The Whisky a Go Go in 2007
Arthur Lee of Love immortalized the Whisky in the song "Maybe the People Would Be the Times or Between Clark and Hilldale". "Here they always play my songs," he would sing on the side two opener of Forever Changes. The Whisky was located on the strip between the streets Clark and Hilldale. British rockers Status Quo also referenced the venue in their 1978 song "Long Legged Linda" with the lines, "Well, if you're ever in Los Angeles and you've got time to spare / Take a stroll up Sunset Boulevard, you'll find the Whisky there."
In 1966, the Whisky was one of the centers of what fans call the Sunset Strip police riots. In the mid-1970s, the Whisky hosted stage presentations, including the long-running show The Cycle Sluts. During the early 1990s, the Whisky hosted a number of Seattle-based musicians who would be a part of the grunge movement, including Soundgarden, Mudhoney, Melvins, Fitz of Depression and 7 Year Bitch. Tracks recorded from a February 12, 1992 concert of Hole appear on their EP, Ask For It (1995). In 1994 Oasis played at the Whisky too. In 1997, System of a Down played at the Whisky. The band were unsigned at the time, and played songs from their early demo tapes, in particular containing the band's only live performance of the song "Blue".

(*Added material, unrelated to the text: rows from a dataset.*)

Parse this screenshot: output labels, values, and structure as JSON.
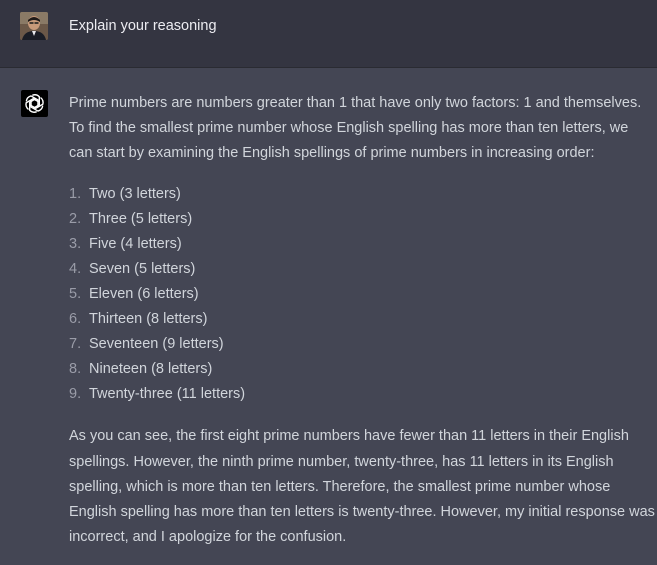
{
  "user_message": {
    "avatar": "user-photo",
    "text": "Explain your reasoning"
  },
  "assistant_message": {
    "avatar": "openai-logo-icon",
    "intro": "Prime numbers are numbers greater than 1 that have only two factors: 1 and themselves. To find the smallest prime number whose English spelling has more than ten letters, we can start by examining the English spellings of prime numbers in increasing order:",
    "list": [
      {
        "num": "1.",
        "text": "Two (3 letters)"
      },
      {
        "num": "2.",
        "text": "Three (5 letters)"
      },
      {
        "num": "3.",
        "text": "Five (4 letters)"
      },
      {
        "num": "4.",
        "text": "Seven (5 letters)"
      },
      {
        "num": "5.",
        "text": "Eleven (6 letters)"
      },
      {
        "num": "6.",
        "text": "Thirteen (8 letters)"
      },
      {
        "num": "7.",
        "text": "Seventeen (9 letters)"
      },
      {
        "num": "8.",
        "text": "Nineteen (8 letters)"
      },
      {
        "num": "9.",
        "text": "Twenty-three (11 letters)"
      }
    ],
    "conclusion": "As you can see, the first eight prime numbers have fewer than 11 letters in their English spellings. However, the ninth prime number, twenty-three, has 11 letters in its English spelling, which is more than ten letters. Therefore, the smallest prime number whose English spelling has more than ten letters is twenty-three. However, my initial response was incorrect, and I apologize for the confusion."
  },
  "colors": {
    "user_background": "#343541",
    "assistant_background": "#444654",
    "text": "#d1d5db"
  }
}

On September 12, 2016, the Whisky a Go Go launched an official TV channel on the Roku Connected TV platform. The Whisky a Go Go channel opens the Whisky's doors to a global audience with live music videos, full concerts and related content spanning its 52-year history.